What If quickly settles into a romantic comedy groove with the appearance of Allan (Adam Driver) and jacked and brash sense of humor, which audience members rely on to sit through the entirety of the film. His tall stature in relation to Wallace’s is laughable at best, making their friendship heartwarming and engaging. (One was little, one was big, but they were the best of friends.)

Allan tries to fix Wallace’s social displacement and anguish by inviting him to his tumultuous social gathering at a house party where he meets Chantry (Zoe Kazan). The two hit it off and complete each other’s sentences in front of a refrigerator filled with magnetic poetry.

After calling it a night, he walks Chantry back to her apartment only to find that she has a boyfriend, but she willingly scratches her phone number on piece paper from her sketchbook and hands it over to him. This act inculcates his madness for her bright red lips, coy personality, and closet full of cute vintage dresses.

Wallace, like any guy who gets friend zoned, goes home absolutely livid. He climbs on top of his perching spot and ponders if he should even keep her number, allowing the wind to drift it away from his hand. His facial expression screams, "What's the point of even keeping her number if she has a boyfriend. I want someone that can instantly put out. It has been two years!" The piece of paper drifts through the wind with the fairy coming to life on screen as an animation, which closely follows through Chantry’s emotional journey throughout the movie and gives us a better idea of what she does for a living as an animator.

The two rejoice and encounter each other outside of a Princess Bride screening (ugh) and decide to be friends. They go out drinking and rambunctiously dance at nightclubs. Alcohol eases the pain in any situation, even in the friend zone.

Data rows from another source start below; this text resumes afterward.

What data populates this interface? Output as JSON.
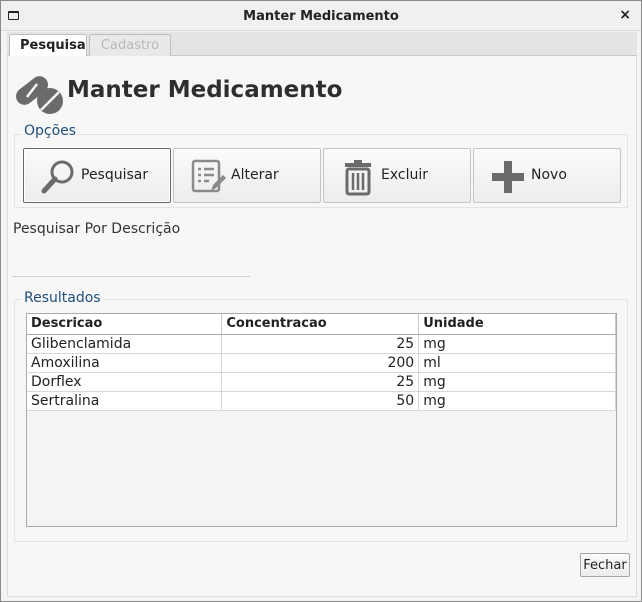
{
  "window": {
    "title": "Manter Medicamento"
  },
  "tabs": [
    {
      "label": "Pesquisa",
      "active": true
    },
    {
      "label": "Cadastro",
      "active": false
    }
  ],
  "header": {
    "title": "Manter Medicamento",
    "icon": "pills-icon"
  },
  "options": {
    "label": "Opções",
    "buttons": [
      {
        "label": "Pesquisar",
        "icon": "search-icon"
      },
      {
        "label": "Alterar",
        "icon": "edit-list-icon"
      },
      {
        "label": "Excluir",
        "icon": "trash-icon"
      },
      {
        "label": "Novo",
        "icon": "plus-icon"
      }
    ]
  },
  "search": {
    "label": "Pesquisar Por Descrição",
    "value": ""
  },
  "results": {
    "label": "Resultados",
    "columns": [
      "Descricao",
      "Concentracao",
      "Unidade"
    ],
    "rows": [
      [
        "Glibenclamida",
        "25",
        "mg"
      ],
      [
        "Amoxilina",
        "200",
        "ml"
      ],
      [
        "Dorflex",
        "25",
        "mg"
      ],
      [
        "Sertralina",
        "50",
        "mg"
      ]
    ]
  },
  "footer": {
    "close_label": "Fechar"
  },
  "colors": {
    "accent_text": "#1f4e79",
    "icon_gray": "#6b6b6b"
  }
}
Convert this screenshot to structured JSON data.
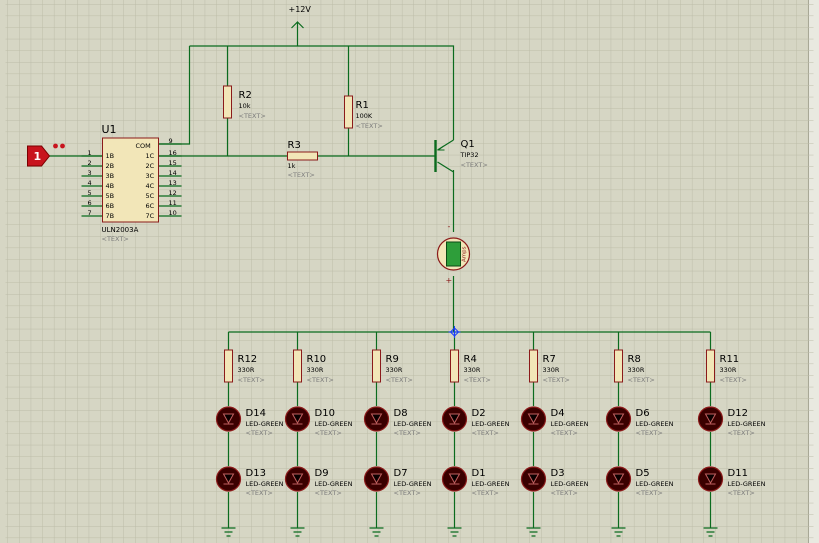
{
  "power": {
    "label": "+12V"
  },
  "input_terminal": {
    "label": "1"
  },
  "u1": {
    "ref": "U1",
    "part": "ULN2003A",
    "text_placeholder": "<TEXT>",
    "com_label": "COM",
    "left_pins": [
      {
        "num": "1",
        "name": "1B"
      },
      {
        "num": "2",
        "name": "2B"
      },
      {
        "num": "3",
        "name": "3B"
      },
      {
        "num": "4",
        "name": "4B"
      },
      {
        "num": "5",
        "name": "5B"
      },
      {
        "num": "6",
        "name": "6B"
      },
      {
        "num": "7",
        "name": "7B"
      }
    ],
    "right_pins": [
      {
        "num": "9",
        "name": "COM"
      },
      {
        "num": "16",
        "name": "1C"
      },
      {
        "num": "15",
        "name": "2C"
      },
      {
        "num": "14",
        "name": "3C"
      },
      {
        "num": "13",
        "name": "4C"
      },
      {
        "num": "12",
        "name": "5C"
      },
      {
        "num": "11",
        "name": "6C"
      },
      {
        "num": "10",
        "name": "7C"
      }
    ]
  },
  "resistors_top": [
    {
      "ref": "R2",
      "value": "10k",
      "text": "<TEXT>"
    },
    {
      "ref": "R1",
      "value": "100K",
      "text": "<TEXT>"
    },
    {
      "ref": "R3",
      "value": "1k",
      "text": "<TEXT>"
    }
  ],
  "transistor": {
    "ref": "Q1",
    "value": "TIP32",
    "text": "<TEXT>"
  },
  "ammeter": {
    "label": "Amps",
    "minus": "-",
    "plus": "+"
  },
  "resistor_row": [
    {
      "ref": "R12",
      "value": "330R",
      "text": "<TEXT>"
    },
    {
      "ref": "R10",
      "value": "330R",
      "text": "<TEXT>"
    },
    {
      "ref": "R9",
      "value": "330R",
      "text": "<TEXT>"
    },
    {
      "ref": "R4",
      "value": "330R",
      "text": "<TEXT>"
    },
    {
      "ref": "R7",
      "value": "330R",
      "text": "<TEXT>"
    },
    {
      "ref": "R8",
      "value": "330R",
      "text": "<TEXT>"
    },
    {
      "ref": "R11",
      "value": "330R",
      "text": "<TEXT>"
    }
  ],
  "led_row_top": [
    {
      "ref": "D14",
      "value": "LED-GREEN",
      "text": "<TEXT>"
    },
    {
      "ref": "D10",
      "value": "LED-GREEN",
      "text": "<TEXT>"
    },
    {
      "ref": "D8",
      "value": "LED-GREEN",
      "text": "<TEXT>"
    },
    {
      "ref": "D2",
      "value": "LED-GREEN",
      "text": "<TEXT>"
    },
    {
      "ref": "D4",
      "value": "LED-GREEN",
      "text": "<TEXT>"
    },
    {
      "ref": "D6",
      "value": "LED-GREEN",
      "text": "<TEXT>"
    },
    {
      "ref": "D12",
      "value": "LED-GREEN",
      "text": "<TEXT>"
    }
  ],
  "led_row_bottom": [
    {
      "ref": "D13",
      "value": "LED-GREEN",
      "text": "<TEXT>"
    },
    {
      "ref": "D9",
      "value": "LED-GREEN",
      "text": "<TEXT>"
    },
    {
      "ref": "D7",
      "value": "LED-GREEN",
      "text": "<TEXT>"
    },
    {
      "ref": "D1",
      "value": "LED-GREEN",
      "text": "<TEXT>"
    },
    {
      "ref": "D3",
      "value": "LED-GREEN",
      "text": "<TEXT>"
    },
    {
      "ref": "D5",
      "value": "LED-GREEN",
      "text": "<TEXT>"
    },
    {
      "ref": "D11",
      "value": "LED-GREEN",
      "text": "<TEXT>"
    }
  ],
  "colors": {
    "background": "#d6d6c4",
    "grid": "#bcbca8",
    "wire": "#0b6b1e",
    "component_body": "#f2e6b8",
    "component_outline": "#8b1a1a",
    "led_fill": "#3a0000",
    "terminal_red": "#c8141e",
    "text": "#000000",
    "text_placeholder": "#7a7a7a",
    "ammeter_display": "#2e9e3a",
    "cursor_blue": "#1a3cff"
  }
}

The friendship between the two blossoms into a spectacular rose bush and Wallace enjoys talking to Chantry about everything. He falls in love with her, madly in love, but can’t express it. Chantry invites Wallace over for dinner to meet her boyfriend of five years Ben (Rafe Spall). Ben works for the United Nations and suspects Wallace’s sexual pursuits for Chantry with quick mutters and jabs while hastily dicing an onion. Ben resembles someone who you don’t want to be stuck in an elevator with because he will suddenly start a conversation.

In one scene, Allan and Nicole (Mackenzie Davis) invite the friend zone pair on a beach trip. Allan and Nicole pursue a late night skinny dipping excursion, leaving Chantry and Wallace by the fire. Chantry suggests skinny dipping in the dark with Wallace, a dangerous game, but she plays it anyway. In addition, she plays the juvenile I’ll show you mine if-you-show-me-yours game with Wallace underneath the moonlight and he obliges, of course. It’s purely innocent.

Allan and Nicole’s mischievous scheme of taking their clothes leave the two out cold for the night. Being naked doesn’t even lead to second base and they end up spending the night back-to-back in a sleeping bag furious.

Chantry gets a job offer as a project manager in Tokyo and feels an exorbitant amount of pressure to make a decision. It’s the only source of control she feels she needs to take advantage of. Instinctively and rationally, she sits alone with a pencil and writes a pros and cons list. She allows to be honest with herself and her feelings for Wallace. Her heart can no longer deny that their friendship is more than just a friendship. The calculated risks and steps Chantry takes guide her onto an illuminating path on questioning her career and 5-year long relationship with Ben. She finds happiness in her honesty and becomes unafraid.

Mia Ngyuen is the features editor of This Recording. She is a writer living in Los Angeles. You can find her website here.

"Scar Issue" - The Color Morale (mp3)

"Developing Negative" - The Color Morale (mp3)